Records from a data source
#####

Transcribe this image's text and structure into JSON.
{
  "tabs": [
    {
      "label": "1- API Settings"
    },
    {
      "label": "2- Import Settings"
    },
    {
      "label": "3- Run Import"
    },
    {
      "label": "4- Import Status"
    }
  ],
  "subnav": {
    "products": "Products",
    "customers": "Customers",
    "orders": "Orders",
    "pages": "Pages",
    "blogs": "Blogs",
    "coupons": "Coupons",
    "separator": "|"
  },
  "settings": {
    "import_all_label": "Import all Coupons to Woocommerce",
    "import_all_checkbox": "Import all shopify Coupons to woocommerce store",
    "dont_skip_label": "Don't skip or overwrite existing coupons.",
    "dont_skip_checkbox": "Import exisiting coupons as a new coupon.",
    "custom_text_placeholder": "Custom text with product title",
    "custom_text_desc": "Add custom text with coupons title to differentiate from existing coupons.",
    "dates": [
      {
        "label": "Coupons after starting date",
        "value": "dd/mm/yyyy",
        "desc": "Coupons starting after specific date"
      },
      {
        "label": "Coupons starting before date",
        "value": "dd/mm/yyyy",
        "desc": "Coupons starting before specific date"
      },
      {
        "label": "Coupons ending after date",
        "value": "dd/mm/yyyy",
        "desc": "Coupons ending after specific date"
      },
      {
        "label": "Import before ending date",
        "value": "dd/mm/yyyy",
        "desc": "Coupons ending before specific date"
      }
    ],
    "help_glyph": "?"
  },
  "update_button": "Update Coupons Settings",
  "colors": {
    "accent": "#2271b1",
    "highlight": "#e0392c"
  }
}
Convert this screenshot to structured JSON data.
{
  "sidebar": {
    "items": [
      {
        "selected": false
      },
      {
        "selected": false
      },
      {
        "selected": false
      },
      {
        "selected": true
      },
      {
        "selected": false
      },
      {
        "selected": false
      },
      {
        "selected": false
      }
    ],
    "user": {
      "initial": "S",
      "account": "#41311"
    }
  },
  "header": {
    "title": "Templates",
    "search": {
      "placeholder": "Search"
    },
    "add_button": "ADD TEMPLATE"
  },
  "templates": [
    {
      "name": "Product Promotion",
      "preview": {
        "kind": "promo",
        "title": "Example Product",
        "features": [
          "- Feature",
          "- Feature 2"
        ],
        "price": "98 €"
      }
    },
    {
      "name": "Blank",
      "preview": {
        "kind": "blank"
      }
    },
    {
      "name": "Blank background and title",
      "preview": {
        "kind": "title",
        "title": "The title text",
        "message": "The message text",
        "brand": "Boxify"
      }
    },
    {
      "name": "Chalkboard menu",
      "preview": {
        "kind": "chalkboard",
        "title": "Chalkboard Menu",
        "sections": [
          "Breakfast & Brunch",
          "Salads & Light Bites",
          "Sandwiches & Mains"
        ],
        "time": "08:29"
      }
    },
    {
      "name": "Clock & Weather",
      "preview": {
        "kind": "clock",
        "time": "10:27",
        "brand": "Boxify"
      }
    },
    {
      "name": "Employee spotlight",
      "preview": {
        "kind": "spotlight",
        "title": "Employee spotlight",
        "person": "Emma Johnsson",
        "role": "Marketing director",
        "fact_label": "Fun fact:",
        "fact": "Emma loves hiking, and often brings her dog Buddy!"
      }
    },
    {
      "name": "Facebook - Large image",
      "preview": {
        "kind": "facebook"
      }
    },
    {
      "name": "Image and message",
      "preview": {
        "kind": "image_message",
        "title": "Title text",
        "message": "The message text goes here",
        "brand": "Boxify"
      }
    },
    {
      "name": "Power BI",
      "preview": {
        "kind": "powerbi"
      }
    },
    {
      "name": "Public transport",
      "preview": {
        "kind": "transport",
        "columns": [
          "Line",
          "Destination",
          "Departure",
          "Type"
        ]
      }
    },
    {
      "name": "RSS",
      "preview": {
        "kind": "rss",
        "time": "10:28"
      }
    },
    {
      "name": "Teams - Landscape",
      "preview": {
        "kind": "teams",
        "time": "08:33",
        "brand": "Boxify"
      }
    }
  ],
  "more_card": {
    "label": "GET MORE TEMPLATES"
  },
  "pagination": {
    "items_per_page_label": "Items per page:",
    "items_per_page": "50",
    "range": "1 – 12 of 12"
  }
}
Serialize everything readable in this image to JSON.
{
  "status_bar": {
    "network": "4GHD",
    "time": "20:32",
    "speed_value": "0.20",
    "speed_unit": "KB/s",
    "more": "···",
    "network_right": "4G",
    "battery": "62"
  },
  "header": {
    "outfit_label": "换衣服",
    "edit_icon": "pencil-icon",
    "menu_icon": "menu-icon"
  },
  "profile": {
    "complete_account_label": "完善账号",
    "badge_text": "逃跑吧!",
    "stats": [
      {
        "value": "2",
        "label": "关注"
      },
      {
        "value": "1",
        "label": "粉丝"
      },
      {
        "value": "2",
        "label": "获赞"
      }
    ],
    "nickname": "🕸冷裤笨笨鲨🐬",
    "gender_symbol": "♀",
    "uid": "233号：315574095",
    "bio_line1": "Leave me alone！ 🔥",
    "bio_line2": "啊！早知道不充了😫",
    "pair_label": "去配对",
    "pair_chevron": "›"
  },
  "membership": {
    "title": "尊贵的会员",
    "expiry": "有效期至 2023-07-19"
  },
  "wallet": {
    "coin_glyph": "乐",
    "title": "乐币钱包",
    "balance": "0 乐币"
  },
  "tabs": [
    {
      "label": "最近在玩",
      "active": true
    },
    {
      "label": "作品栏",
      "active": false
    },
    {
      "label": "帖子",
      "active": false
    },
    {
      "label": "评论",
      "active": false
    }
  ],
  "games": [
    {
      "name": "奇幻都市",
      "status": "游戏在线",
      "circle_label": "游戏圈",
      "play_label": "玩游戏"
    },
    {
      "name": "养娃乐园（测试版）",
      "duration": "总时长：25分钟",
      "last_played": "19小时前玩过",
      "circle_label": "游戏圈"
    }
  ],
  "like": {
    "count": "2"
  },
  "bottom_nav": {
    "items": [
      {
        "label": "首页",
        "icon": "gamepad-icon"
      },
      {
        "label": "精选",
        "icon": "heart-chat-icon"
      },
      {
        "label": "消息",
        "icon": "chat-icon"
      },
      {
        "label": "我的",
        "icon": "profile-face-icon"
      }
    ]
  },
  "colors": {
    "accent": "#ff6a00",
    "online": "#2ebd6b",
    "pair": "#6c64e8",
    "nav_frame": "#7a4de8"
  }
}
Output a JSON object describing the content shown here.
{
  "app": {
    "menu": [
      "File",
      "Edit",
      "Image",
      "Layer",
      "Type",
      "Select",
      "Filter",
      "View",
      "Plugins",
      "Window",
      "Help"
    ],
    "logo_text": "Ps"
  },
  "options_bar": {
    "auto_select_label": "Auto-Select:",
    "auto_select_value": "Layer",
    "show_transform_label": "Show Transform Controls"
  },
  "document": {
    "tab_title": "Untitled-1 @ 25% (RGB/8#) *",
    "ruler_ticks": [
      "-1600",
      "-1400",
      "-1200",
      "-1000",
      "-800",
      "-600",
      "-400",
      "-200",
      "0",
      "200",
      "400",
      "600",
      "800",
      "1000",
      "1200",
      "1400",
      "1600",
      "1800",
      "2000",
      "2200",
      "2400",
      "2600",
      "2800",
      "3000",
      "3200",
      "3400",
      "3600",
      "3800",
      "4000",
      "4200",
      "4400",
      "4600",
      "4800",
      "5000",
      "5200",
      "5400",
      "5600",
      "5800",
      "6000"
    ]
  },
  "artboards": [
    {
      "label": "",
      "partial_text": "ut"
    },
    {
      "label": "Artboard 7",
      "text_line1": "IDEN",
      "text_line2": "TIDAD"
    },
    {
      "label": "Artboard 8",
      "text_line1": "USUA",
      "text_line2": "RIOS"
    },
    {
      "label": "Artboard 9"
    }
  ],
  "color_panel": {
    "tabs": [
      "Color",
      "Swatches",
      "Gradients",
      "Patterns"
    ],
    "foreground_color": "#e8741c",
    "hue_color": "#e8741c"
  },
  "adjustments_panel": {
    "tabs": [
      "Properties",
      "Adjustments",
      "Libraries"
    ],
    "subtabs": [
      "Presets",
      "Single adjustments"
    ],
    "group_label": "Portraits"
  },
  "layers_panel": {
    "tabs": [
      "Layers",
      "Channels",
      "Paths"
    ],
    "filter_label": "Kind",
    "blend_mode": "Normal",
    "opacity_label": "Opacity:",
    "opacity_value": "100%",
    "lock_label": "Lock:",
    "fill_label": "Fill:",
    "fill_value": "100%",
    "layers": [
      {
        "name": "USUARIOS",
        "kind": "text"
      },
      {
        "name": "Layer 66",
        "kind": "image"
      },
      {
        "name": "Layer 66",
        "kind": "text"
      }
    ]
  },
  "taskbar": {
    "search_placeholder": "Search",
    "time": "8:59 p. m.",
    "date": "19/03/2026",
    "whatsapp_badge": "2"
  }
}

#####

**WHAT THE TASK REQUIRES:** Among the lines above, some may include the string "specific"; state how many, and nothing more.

**RESULT FOR THIS TASK:** 4